  1. Paul’s conversion and his subsequent mission made him become the most travelled preacher, the most eloquent speaker (Eph. 3: 7–12) and the most elaborate author of the New Testament. Paul is an example of what God is able to do in our lives: to turn our weakness into His strength; our inadequacy into His sufficiency; our inability into His power, our disrepute into His honour.[5] And Paul says: “His grace is sufficient for us, for power is made perfect in weakness” (2Cor. 12: 9). Further he says, “It is in our weakness that we are strong” (2Cor. 12:10). Because in our weakness we learn to turn to God and to totally depend on His power.


  1. The humanity of Paul that comes out so forcefully in the ambiguity of his personality as well as the vulnerability of his life can help us to appreciate more of our human fragility and frailty, and especially in our call to holiness. We ought to learn from Paul to depend on God if we will have to cope with our own short comings. It is by God’s forgiveness and His grace that we are forgiven and sustained on our journey towards Him, the Author and Consummation of our life. On our own we can do nothing. Even power, ideas, material and intellectual possessions etc. cannot help – only God can help. With the humility of Paul, we come to learn to turn to God and to totally depend on Him.

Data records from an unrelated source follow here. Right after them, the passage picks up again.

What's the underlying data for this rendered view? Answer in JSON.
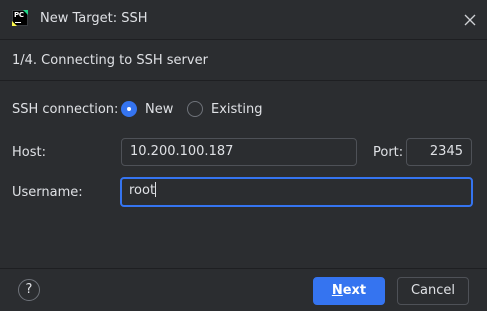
{
  "window": {
    "title": "New Target: SSH",
    "app_icon": "pycharm-logo-icon",
    "close_icon": "close-icon"
  },
  "step": {
    "text": "1/4. Connecting to SSH server"
  },
  "form": {
    "connection_label": "SSH connection:",
    "options": [
      {
        "label": "New",
        "selected": true
      },
      {
        "label": "Existing",
        "selected": false
      }
    ],
    "host_label": "Host:",
    "host_value": "10.200.100.187",
    "port_label": "Port:",
    "port_value": "2345",
    "username_label": "Username:",
    "username_value": "root"
  },
  "footer": {
    "help_label": "?",
    "next_mnemonic": "N",
    "next_rest": "ext",
    "cancel_label": "Cancel"
  },
  "colors": {
    "background": "#2b2d30",
    "accent": "#3574f0",
    "border": "#4e5157",
    "text": "#dfe1e5"
  }
}
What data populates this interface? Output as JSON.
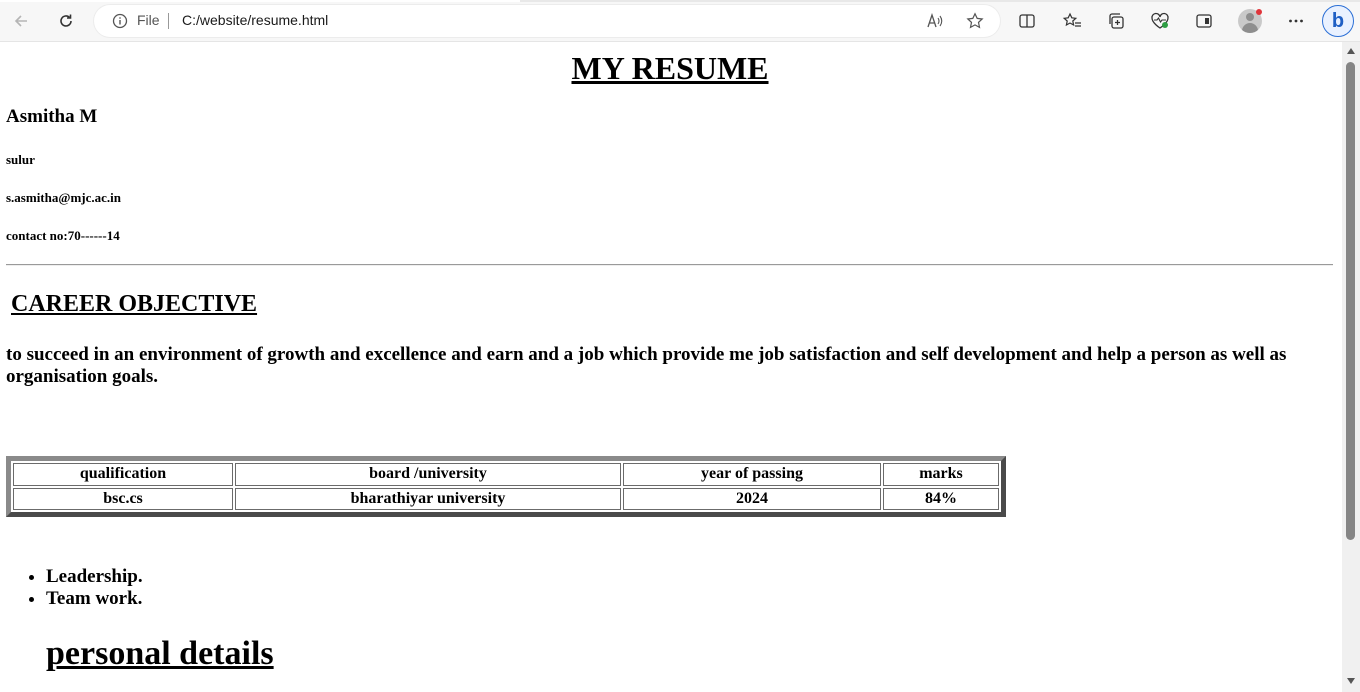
{
  "browser": {
    "scheme_label": "File",
    "url": "C:/website/resume.html"
  },
  "resume": {
    "title": "MY RESUME",
    "name": "Asmitha M",
    "location": "sulur",
    "email": "s.asmitha@mjc.ac.in",
    "contact": "contact no:70------14",
    "career_heading": "CAREER OBJECTIVE",
    "career_text": "to succeed in an environment of growth and excellence and earn and a job which provide me job satisfaction and self development and help a person as well as organisation goals.",
    "table": {
      "headers": [
        "qualification",
        "board /university",
        "year of passing",
        "marks"
      ],
      "rows": [
        [
          "bsc.cs",
          "bharathiyar university",
          "2024",
          "84%"
        ]
      ]
    },
    "skills": [
      "Leadership.",
      "Team work."
    ],
    "personal_heading": "personal details"
  }
}
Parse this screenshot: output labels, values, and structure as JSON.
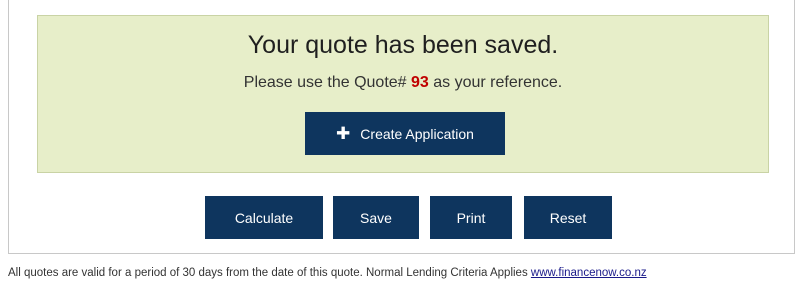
{
  "quote_panel": {
    "title": "Your quote has been saved.",
    "ref_prefix": "Please use the Quote# ",
    "quote_number": "93",
    "ref_suffix": " as your reference.",
    "create_application_label": "Create Application",
    "create_application_icon": "plus-icon"
  },
  "actions": {
    "calculate_label": "Calculate",
    "save_label": "Save",
    "print_label": "Print",
    "reset_label": "Reset"
  },
  "footer": {
    "disclaimer": "All quotes are valid for a period of 30 days from the date of this quote. Normal Lending Criteria Applies ",
    "link_text": "www.financenow.co.nz"
  },
  "colors": {
    "button_bg": "#0e355e",
    "panel_bg": "#e7eec9",
    "quote_number": "#c00000"
  }
}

  1. Profession of faith in Christ is followed naturally by an account of sacramental life in which Christ is present, operative and continues to build His Church, without which the profession of our faith would be a mere propaganda.[6] Precisely because it would lack the grace which supports Christian faith. In Baptism we are born to new life; in the Eucharist we are nourished and sustained in our faith; in Confirmation we are affirmed and sealed in our faith; in Penance we are reconciled with God, with neighbour and nature, and; in the priesthood, Christ the high priest remains perpetually effective and operative among us. In matrimony, spouses are united in love for ever and; in the sacrament of the sick, the Church supports the sick in their struggle against illness and continues Christ’s messianic work of healing.

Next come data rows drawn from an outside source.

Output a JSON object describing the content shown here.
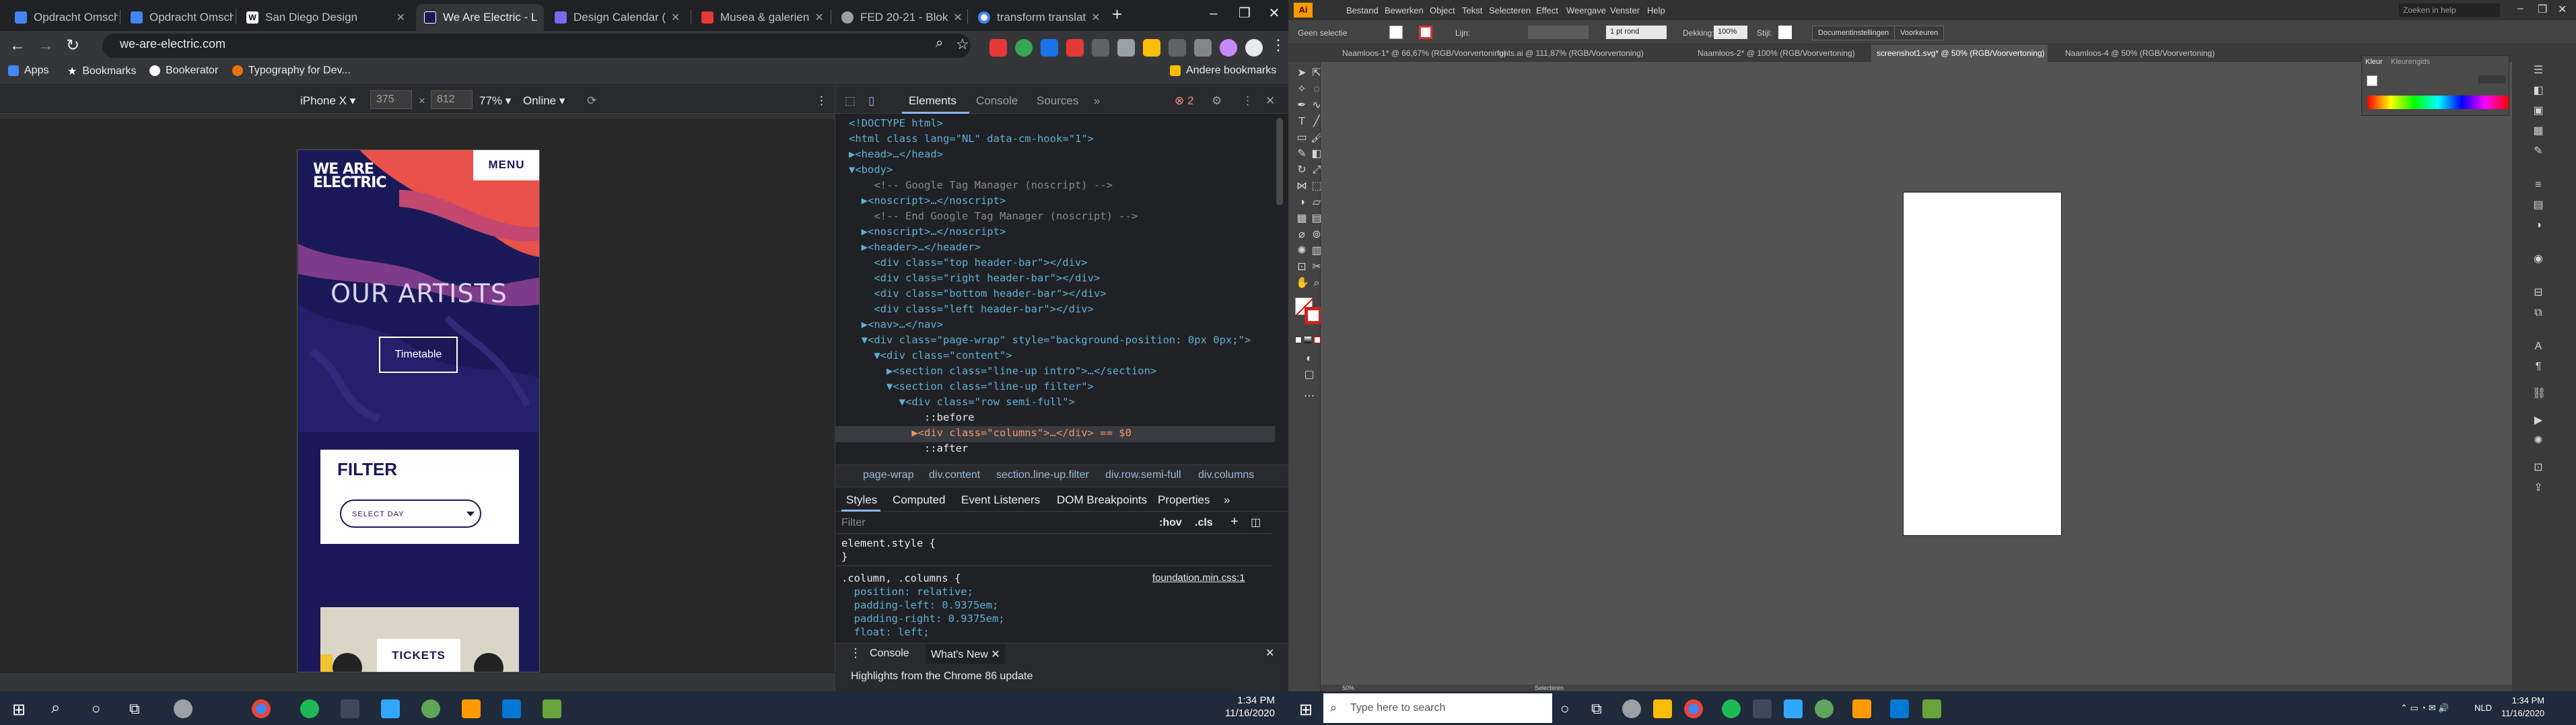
{
  "browser": {
    "tabs": [
      {
        "label": "Opdracht Omsch",
        "favicon_color": "#4285f4"
      },
      {
        "label": "Opdracht Omsch",
        "favicon_color": "#4285f4"
      },
      {
        "label": "San Diego Design",
        "favicon_color": "#ffffff"
      },
      {
        "label": "We Are Electric - L",
        "favicon_color": "#1a1958"
      },
      {
        "label": "Design Calendar (",
        "favicon_color": "#7b68ee"
      },
      {
        "label": "Musea & galerien",
        "favicon_color": "#e53935"
      },
      {
        "label": "FED 20-21 - Blok",
        "favicon_color": "#9aa0a6"
      },
      {
        "label": "transform translat",
        "favicon_color": "#4285f4"
      }
    ],
    "new_tab": "+",
    "url": "we-are-electric.com",
    "bookmarks": [
      "Apps",
      "Bookmarks",
      "Bookerator",
      "Typography for Dev..."
    ],
    "other_bookmarks": "Andere bookmarks"
  },
  "device_toolbar": {
    "device": "iPhone X",
    "width": "375",
    "height": "812",
    "zoom": "77%",
    "network": "Online"
  },
  "site": {
    "logo": "WE ARE\nELECTRIC",
    "menu": "MENU",
    "title": "OUR ARTISTS",
    "timetable": "Timetable",
    "filter_title": "FILTER",
    "select_day": "SELECT DAY",
    "tickets": "TICKETS"
  },
  "devtools": {
    "tabs": [
      "Elements",
      "Console",
      "Sources"
    ],
    "error_count": "2",
    "breadcrumbs": [
      "page-wrap",
      "div.content",
      "section.line-up.filter",
      "div.row.semi-full",
      "div.columns"
    ],
    "subtabs": [
      "Styles",
      "Computed",
      "Event Listeners",
      "DOM Breakpoints",
      "Properties"
    ],
    "filter_placeholder": "Filter",
    "hov": ":hov",
    "cls": ".cls",
    "source_link": "foundation.min.css:1",
    "drawer_tabs": [
      "Console",
      "What's New"
    ],
    "drawer_message": "Highlights from the Chrome 86 update"
  },
  "dom_lines": [
    "<!DOCTYPE html>",
    "<html class lang=\"NL\" data-cm-hook=\"1\">",
    "▶<head>…</head>",
    "▼<body>",
    "    <!-- Google Tag Manager (noscript) -->",
    "  ▶<noscript>…</noscript>",
    "    <!-- End Google Tag Manager (noscript) -->",
    "  ▶<noscript>…</noscript>",
    "  ▶<header>…</header>",
    "    <div class=\"top header-bar\"></div>",
    "    <div class=\"right header-bar\"></div>",
    "    <div class=\"bottom header-bar\"></div>",
    "    <div class=\"left header-bar\"></div>",
    "  ▶<nav>…</nav>",
    "  ▼<div class=\"page-wrap\" style=\"background-position: 0px 0px;\">",
    "    ▼<div class=\"content\">",
    "      ▶<section class=\"line-up intro\">…</section>",
    "      ▼<section class=\"line-up filter\">",
    "        ▼<div class=\"row semi-full\">",
    "            ::before",
    "          ▶<div class=\"columns\">…</div> == $0",
    "            ::after"
  ],
  "styles": [
    "element.style {",
    "}",
    ".column, .columns {",
    "  position: relative;",
    "  padding-left: 0.9375em;",
    "  padding-right: 0.9375em;",
    "  float: left;"
  ],
  "illustrator": {
    "menus": [
      "Bestand",
      "Bewerken",
      "Object",
      "Tekst",
      "Selecteren",
      "Effect",
      "Weergave",
      "Venster",
      "Help"
    ],
    "search_placeholder": "Zoeken in help",
    "ctrl_label": "Geen selectie",
    "stroke_label": "Lijn:",
    "stroke_value": "1 pt rond",
    "opacity_label": "Dekking:",
    "opacity_value": "100%",
    "style_label": "Stijl:",
    "doc_settings": "Documentinstellingen",
    "prefs": "Voorkeuren",
    "doc_tabs": [
      "Naamloos-1* @ 66,67% (RGB/Voorvertoning)",
      "fonts.ai @ 111,87% (RGB/Voorvertoning)",
      "Naamloos-2* @ 100% (RGB/Voorvertoning)",
      "screenshot1.svg* @ 50% (RGB/Voorvertoning)",
      "Naamloos-4 @ 50% (RGB/Voorvertoning)"
    ],
    "panel_tabs": [
      "Kleur",
      "Kleurengids"
    ],
    "zoom": "50%",
    "status": "Selecteren"
  },
  "taskbar": {
    "search_placeholder": "Type here to search",
    "time_left": "1:34 PM",
    "date_left": "11/16/2020",
    "time_right": "1:34 PM",
    "date_right": "11/16/2020",
    "lang": "NLD"
  }
}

  1. Therefore liturgy is the heart and source of our Christian way of life. It is the summit of our orientation which provides us with a decisive gaze on God, without which everything is disoriented. Liturgy as it were proceeds not from a private person but rather from an existence that has surrendered itself to the Church so that in the Church and through the Church, God has His pre-existing centre.


  1. May the renewal of our faith be sustained by our fervent prayers, by our honest desired fasting and coupled with our desire to share in solidarity with those in need. May Mary, the Mother of the Risen Lord, intercede for us. And, I impart my Apostolic Blessing on all of you and those you will share this Lenten Message with.


  1. Given this at Ndola, Cathedral of Christ the King, this 13th day of February in the Year of our Lord, 2013.


+Dr. Alick Banda

           Bishop of Ndola


[1] Cf. Alick Banda, Lenten Message – 2012, A time to undertake concrete forms of interior renewal, Ndola, 2012, # 2.
[2] Cf. Benedict XVI, Homily for the beginning of the Petrine Ministry of the Bishop of Rome, (24th April, 2005), AAS 97, (2005), 710.
Here the Holy Father with courage speaks the truth of our present situation and our need to going back to God, the source of our faith, the source of our prosperity and all that we are and have. This invitation of the Holy Father reminiscences the plea of the Israelites and the subsequent mission of Moses to deliver this people from captivity (Ex 3: 7-10).
[3] Cf. Benedict XVI, Post-Synodal Apostolic Exhortation, Verbum Domini, Rome, 30th Sept., 2010, Nr.  25.
[4] Cf. Alick Banda, Lenten Message – 2009, Conversion of St. Paul: A prototype of our own personal conversion, Solwezi, 2009.
[5] Cf. Ibid.
[6] Cf. Alick Banda, Symposium on the Year of Faith, St. Andrew Kim Retreat Centre, Kitwe, 1st Dec.  2012.